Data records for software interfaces
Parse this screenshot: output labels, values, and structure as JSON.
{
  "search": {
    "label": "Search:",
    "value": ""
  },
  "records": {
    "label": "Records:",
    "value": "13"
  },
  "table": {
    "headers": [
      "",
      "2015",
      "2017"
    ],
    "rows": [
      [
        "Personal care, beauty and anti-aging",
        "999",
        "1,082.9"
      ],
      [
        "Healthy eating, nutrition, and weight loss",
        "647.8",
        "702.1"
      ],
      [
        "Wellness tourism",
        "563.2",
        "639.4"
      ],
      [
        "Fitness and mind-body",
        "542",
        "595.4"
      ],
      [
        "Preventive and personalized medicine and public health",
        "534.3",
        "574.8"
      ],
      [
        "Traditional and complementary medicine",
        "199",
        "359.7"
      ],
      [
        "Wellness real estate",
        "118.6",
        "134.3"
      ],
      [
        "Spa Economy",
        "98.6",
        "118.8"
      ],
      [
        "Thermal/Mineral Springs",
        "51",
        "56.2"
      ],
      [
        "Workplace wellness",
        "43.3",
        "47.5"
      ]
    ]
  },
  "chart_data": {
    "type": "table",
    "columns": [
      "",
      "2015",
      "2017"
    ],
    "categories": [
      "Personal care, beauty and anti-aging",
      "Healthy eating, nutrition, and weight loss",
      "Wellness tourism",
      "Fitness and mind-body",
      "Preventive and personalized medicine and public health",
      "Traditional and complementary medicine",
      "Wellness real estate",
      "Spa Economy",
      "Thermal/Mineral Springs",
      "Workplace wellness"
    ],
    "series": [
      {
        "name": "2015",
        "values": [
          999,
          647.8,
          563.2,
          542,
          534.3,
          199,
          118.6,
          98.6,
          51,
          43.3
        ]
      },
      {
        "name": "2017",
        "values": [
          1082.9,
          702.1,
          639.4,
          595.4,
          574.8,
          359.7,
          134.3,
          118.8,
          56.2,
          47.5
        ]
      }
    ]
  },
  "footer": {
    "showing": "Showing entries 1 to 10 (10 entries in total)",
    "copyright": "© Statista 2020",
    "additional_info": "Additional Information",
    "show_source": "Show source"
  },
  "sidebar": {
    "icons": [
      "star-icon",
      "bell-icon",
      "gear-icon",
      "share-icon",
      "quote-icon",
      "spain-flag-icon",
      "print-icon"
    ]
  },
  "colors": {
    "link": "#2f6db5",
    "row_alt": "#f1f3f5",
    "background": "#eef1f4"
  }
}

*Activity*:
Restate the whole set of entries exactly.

*Problem solution*:
Parse this screenshot: output labels, values, and structure as JSON.
{
  "search": {
    "label": "Search:",
    "value": ""
  },
  "records": {
    "label": "Records:",
    "value": "13"
  },
  "table": {
    "headers": [
      "",
      "2015",
      "2017"
    ],
    "rows": [
      [
        "Personal care, beauty and anti-aging",
        "999",
        "1,082.9"
      ],
      [
        "Healthy eating, nutrition, and weight loss",
        "647.8",
        "702.1"
      ],
      [
        "Wellness tourism",
        "563.2",
        "639.4"
      ],
      [
        "Fitness and mind-body",
        "542",
        "595.4"
      ],
      [
        "Preventive and personalized medicine and public health",
        "534.3",
        "574.8"
      ],
      [
        "Traditional and complementary medicine",
        "199",
        "359.7"
      ],
      [
        "Wellness real estate",
        "118.6",
        "134.3"
      ],
      [
        "Spa Economy",
        "98.6",
        "118.8"
      ],
      [
        "Thermal/Mineral Springs",
        "51",
        "56.2"
      ],
      [
        "Workplace wellness",
        "43.3",
        "47.5"
      ]
    ]
  },
  "chart_data": {
    "type": "table",
    "columns": [
      "",
      "2015",
      "2017"
    ],
    "categories": [
      "Personal care, beauty and anti-aging",
      "Healthy eating, nutrition, and weight loss",
      "Wellness tourism",
      "Fitness and mind-body",
      "Preventive and personalized medicine and public health",
      "Traditional and complementary medicine",
      "Wellness real estate",
      "Spa Economy",
      "Thermal/Mineral Springs",
      "Workplace wellness"
    ],
    "series": [
      {
        "name": "2015",
        "values": [
          999,
          647.8,
          563.2,
          542,
          534.3,
          199,
          118.6,
          98.6,
          51,
          43.3
        ]
      },
      {
        "name": "2017",
        "values": [
          1082.9,
          702.1,
          639.4,
          595.4,
          574.8,
          359.7,
          134.3,
          118.8,
          56.2,
          47.5
        ]
      }
    ]
  },
  "footer": {
    "showing": "Showing entries 1 to 10 (10 entries in total)",
    "copyright": "© Statista 2020",
    "additional_info": "Additional Information",
    "show_source": "Show source"
  },
  "sidebar": {
    "icons": [
      "star-icon",
      "bell-icon",
      "gear-icon",
      "share-icon",
      "quote-icon",
      "spain-flag-icon",
      "print-icon"
    ]
  },
  "colors": {
    "link": "#2f6db5",
    "row_alt": "#f1f3f5",
    "background": "#eef1f4"
  }
}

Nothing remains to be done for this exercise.